The new history of English common law jurisprudence and culture introduced here emphasises development, relevance and vitality. Common law was fully engaged with multiple contemporary trends, and played a key role in the emergence of an enlightened society in eighteenth-century England. This is a fundamental revision of the long-held view that common law remained a bastion of tradition and technicality, its insularity and irrationality clearly antithetical to eighteenth-century enlightened culture and philosophy. This new history of common law also provides an important corrective to the old narrative of decline and fall, which posited that common law lost its intellectual and cultural preeminence in the eighteenth century as the previous period of Coke and Selden, custom and ancient constitution, gave way to a new era of rationalism, positivism and revolution. Once the premise of decline, and of a dichotomy between common law and Enlightenment are jettisoned, it becomes possible to recognise the ways in which common law approaches to evidentiary practices, to education and dissemination of knowledge, to commercial change and historical analysis were, in fact, in line with trends in enlightened science, encyclopedism, philosophy and historiography.

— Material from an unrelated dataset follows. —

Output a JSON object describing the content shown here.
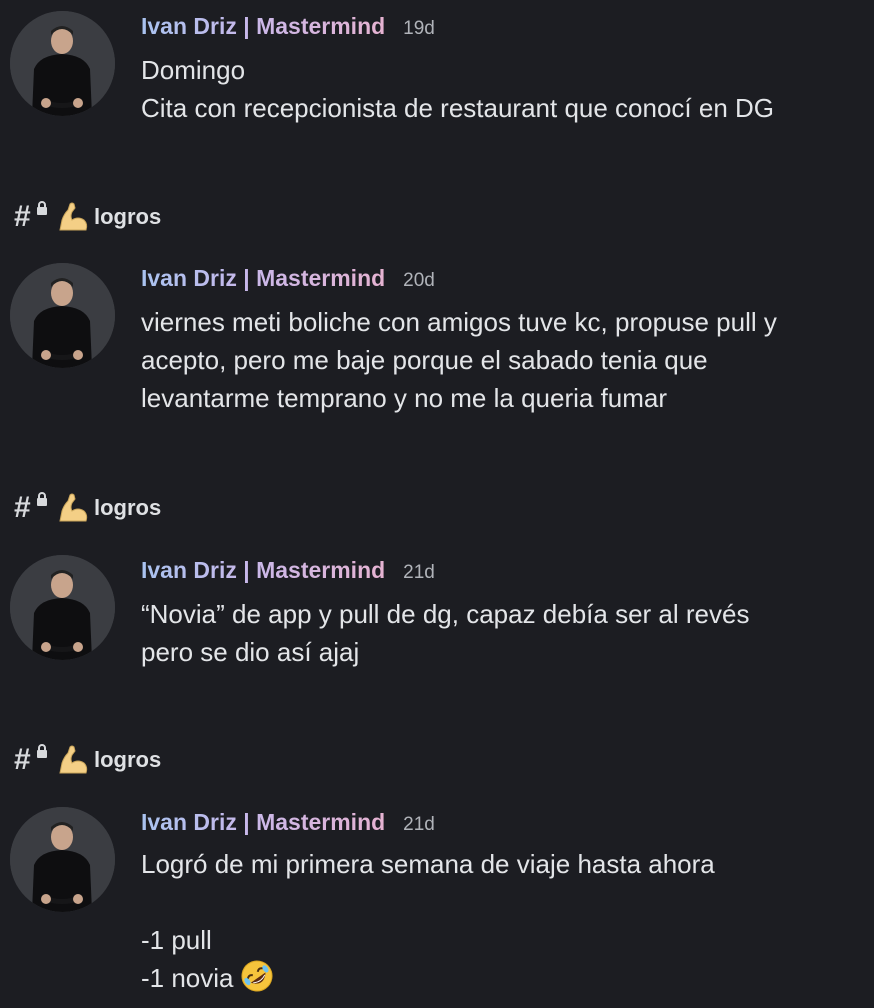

In demonstrating the dynamism of common law ideas and practices, especially in the early part of the eighteenth century, my intention, however, is not simply to replace that old narrative of decline and fall with a new story of rise and progress. Rather it is to recover the complexity of legal, intellectual and cultural change, and to foster an appreciation for the nature of continuity in action, and continuity as an approach.